▸ **TASK MATERIAL**:
------------------------------------------------
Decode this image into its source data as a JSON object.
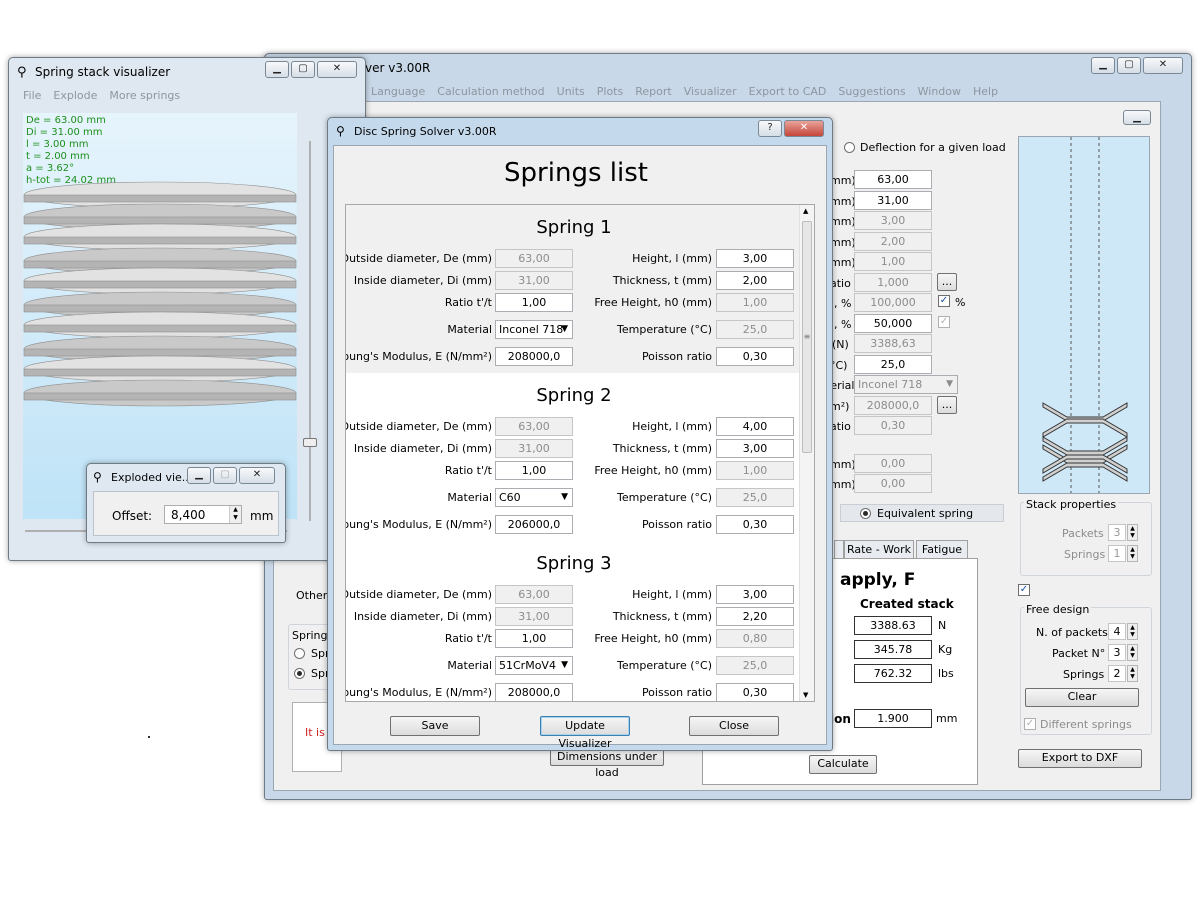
{
  "main_window": {
    "title_fragment": "ver v3.00R",
    "menu": [
      "Language",
      "Calculation method",
      "Units",
      "Plots",
      "Report",
      "Visualizer",
      "Export to CAD",
      "Suggestions",
      "Window",
      "Help"
    ],
    "radio_deflection": "Deflection for a given load",
    "fields": [
      "63,00",
      "31,00",
      "3,00",
      "2,00",
      "1,00",
      "1,000",
      "100,000",
      "50,000",
      "3388,63",
      "25,0",
      "208000,0",
      "0,30",
      "0,00",
      "0,00"
    ],
    "label_fragments": [
      "mm)",
      "mm)",
      "mm)",
      "mm)",
      "mm)",
      "atio",
      ", %",
      ", %",
      "(N)",
      "°C)",
      "terial",
      "m²)",
      "atio",
      "mm)",
      "mm)"
    ],
    "percent_sign": "%",
    "ellipsis": "...",
    "material_combo": "Inconel 718",
    "equivalent_spring": "Equivalent spring",
    "tabs": [
      "Rate - Work",
      "Fatigue"
    ],
    "load_heading": "apply, F",
    "created_stack": "Created stack",
    "results": [
      {
        "value": "3388.63",
        "unit": "N"
      },
      {
        "value": "345.78",
        "unit": "Kg"
      },
      {
        "value": "762.32",
        "unit": "lbs"
      }
    ],
    "deflection_label": "ion",
    "deflection_value": "1.900",
    "deflection_unit": "mm",
    "calculate": "Calculate",
    "dimensions_under_load": "Dimensions under load",
    "other_fragment": "Other t",
    "spring_type_fragment": "Spring t",
    "spring_type_opts": [
      "Spri",
      "Spri"
    ],
    "warn_fragment": "It is n",
    "stack_properties": {
      "title": "Stack properties",
      "packets_label": "Packets",
      "packets": "3",
      "springs_label": "Springs",
      "springs": "1"
    },
    "free_design": {
      "title": "Free design",
      "packets_label": "N. of packets",
      "packets": "4",
      "packet_no_label": "Packet N°",
      "packet_no": "3",
      "springs_label": "Springs",
      "springs": "2",
      "clear": "Clear",
      "different": "Different springs"
    },
    "export_dxf": "Export to DXF",
    "colors": {
      "sky": "#cfe8f8",
      "accent": "#1b4fa8"
    }
  },
  "visualizer": {
    "title": "Spring stack visualizer",
    "menu": [
      "File",
      "Explode",
      "More springs"
    ],
    "info": [
      "De = 63.00 mm",
      "Di = 31.00 mm",
      "l = 3.00 mm",
      "t = 2.00 mm",
      "a = 3.62°",
      "h-tot = 24.02 mm"
    ],
    "info_color": "#1c8f1c"
  },
  "exploded": {
    "title": "Exploded vie...",
    "offset_label": "Offset:",
    "offset_value": "8,400",
    "unit": "mm"
  },
  "dialog": {
    "title": "Disc Spring Solver v3.00R",
    "heading": "Springs list",
    "labels_left": [
      "Outside diameter, De (mm)",
      "Inside diameter, Di (mm)",
      "Ratio t'/t",
      "Material",
      "oung's Modulus, E (N/mm²)"
    ],
    "labels_right": [
      "Height, l (mm)",
      "Thickness, t (mm)",
      "Free Height, h0 (mm)",
      "Temperature (°C)",
      "Poisson ratio"
    ],
    "springs": [
      {
        "name": "Spring 1",
        "de": "63,00",
        "di": "31,00",
        "ratio": "1,00",
        "material": "Inconel 718",
        "e": "208000,0",
        "l": "3,00",
        "t": "2,00",
        "h0": "1,00",
        "temp": "25,0",
        "poisson": "0,30"
      },
      {
        "name": "Spring 2",
        "de": "63,00",
        "di": "31,00",
        "ratio": "1,00",
        "material": "C60",
        "e": "206000,0",
        "l": "4,00",
        "t": "3,00",
        "h0": "1,00",
        "temp": "25,0",
        "poisson": "0,30"
      },
      {
        "name": "Spring 3",
        "de": "63,00",
        "di": "31,00",
        "ratio": "1,00",
        "material": "51CrMoV4",
        "e": "208000,0",
        "l": "3,00",
        "t": "2,20",
        "h0": "0,80",
        "temp": "25,0",
        "poisson": "0,30"
      }
    ],
    "save": "Save",
    "update": "Update Visualizer",
    "close": "Close"
  }
}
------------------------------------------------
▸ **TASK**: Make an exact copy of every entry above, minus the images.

▸ **RESULT**:
Decode this image into its source data as a JSON object.
{
  "main_window": {
    "title_fragment": "ver v3.00R",
    "menu": [
      "Language",
      "Calculation method",
      "Units",
      "Plots",
      "Report",
      "Visualizer",
      "Export to CAD",
      "Suggestions",
      "Window",
      "Help"
    ],
    "radio_deflection": "Deflection for a given load",
    "fields": [
      "63,00",
      "31,00",
      "3,00",
      "2,00",
      "1,00",
      "1,000",
      "100,000",
      "50,000",
      "3388,63",
      "25,0",
      "208000,0",
      "0,30",
      "0,00",
      "0,00"
    ],
    "label_fragments": [
      "mm)",
      "mm)",
      "mm)",
      "mm)",
      "mm)",
      "atio",
      ", %",
      ", %",
      "(N)",
      "°C)",
      "terial",
      "m²)",
      "atio",
      "mm)",
      "mm)"
    ],
    "percent_sign": "%",
    "ellipsis": "...",
    "material_combo": "Inconel 718",
    "equivalent_spring": "Equivalent spring",
    "tabs": [
      "Rate - Work",
      "Fatigue"
    ],
    "load_heading": "apply, F",
    "created_stack": "Created stack",
    "results": [
      {
        "value": "3388.63",
        "unit": "N"
      },
      {
        "value": "345.78",
        "unit": "Kg"
      },
      {
        "value": "762.32",
        "unit": "lbs"
      }
    ],
    "deflection_label": "ion",
    "deflection_value": "1.900",
    "deflection_unit": "mm",
    "calculate": "Calculate",
    "dimensions_under_load": "Dimensions under load",
    "other_fragment": "Other t",
    "spring_type_fragment": "Spring t",
    "spring_type_opts": [
      "Spri",
      "Spri"
    ],
    "warn_fragment": "It is n",
    "stack_properties": {
      "title": "Stack properties",
      "packets_label": "Packets",
      "packets": "3",
      "springs_label": "Springs",
      "springs": "1"
    },
    "free_design": {
      "title": "Free design",
      "packets_label": "N. of packets",
      "packets": "4",
      "packet_no_label": "Packet N°",
      "packet_no": "3",
      "springs_label": "Springs",
      "springs": "2",
      "clear": "Clear",
      "different": "Different springs"
    },
    "export_dxf": "Export to DXF",
    "colors": {
      "sky": "#cfe8f8",
      "accent": "#1b4fa8"
    }
  },
  "visualizer": {
    "title": "Spring stack visualizer",
    "menu": [
      "File",
      "Explode",
      "More springs"
    ],
    "info": [
      "De = 63.00 mm",
      "Di = 31.00 mm",
      "l = 3.00 mm",
      "t = 2.00 mm",
      "a = 3.62°",
      "h-tot = 24.02 mm"
    ],
    "info_color": "#1c8f1c"
  },
  "exploded": {
    "title": "Exploded vie...",
    "offset_label": "Offset:",
    "offset_value": "8,400",
    "unit": "mm"
  },
  "dialog": {
    "title": "Disc Spring Solver v3.00R",
    "heading": "Springs list",
    "labels_left": [
      "Outside diameter, De (mm)",
      "Inside diameter, Di (mm)",
      "Ratio t'/t",
      "Material",
      "oung's Modulus, E (N/mm²)"
    ],
    "labels_right": [
      "Height, l (mm)",
      "Thickness, t (mm)",
      "Free Height, h0 (mm)",
      "Temperature (°C)",
      "Poisson ratio"
    ],
    "springs": [
      {
        "name": "Spring 1",
        "de": "63,00",
        "di": "31,00",
        "ratio": "1,00",
        "material": "Inconel 718",
        "e": "208000,0",
        "l": "3,00",
        "t": "2,00",
        "h0": "1,00",
        "temp": "25,0",
        "poisson": "0,30"
      },
      {
        "name": "Spring 2",
        "de": "63,00",
        "di": "31,00",
        "ratio": "1,00",
        "material": "C60",
        "e": "206000,0",
        "l": "4,00",
        "t": "3,00",
        "h0": "1,00",
        "temp": "25,0",
        "poisson": "0,30"
      },
      {
        "name": "Spring 3",
        "de": "63,00",
        "di": "31,00",
        "ratio": "1,00",
        "material": "51CrMoV4",
        "e": "208000,0",
        "l": "3,00",
        "t": "2,20",
        "h0": "0,80",
        "temp": "25,0",
        "poisson": "0,30"
      }
    ],
    "save": "Save",
    "update": "Update Visualizer",
    "close": "Close"
  }
}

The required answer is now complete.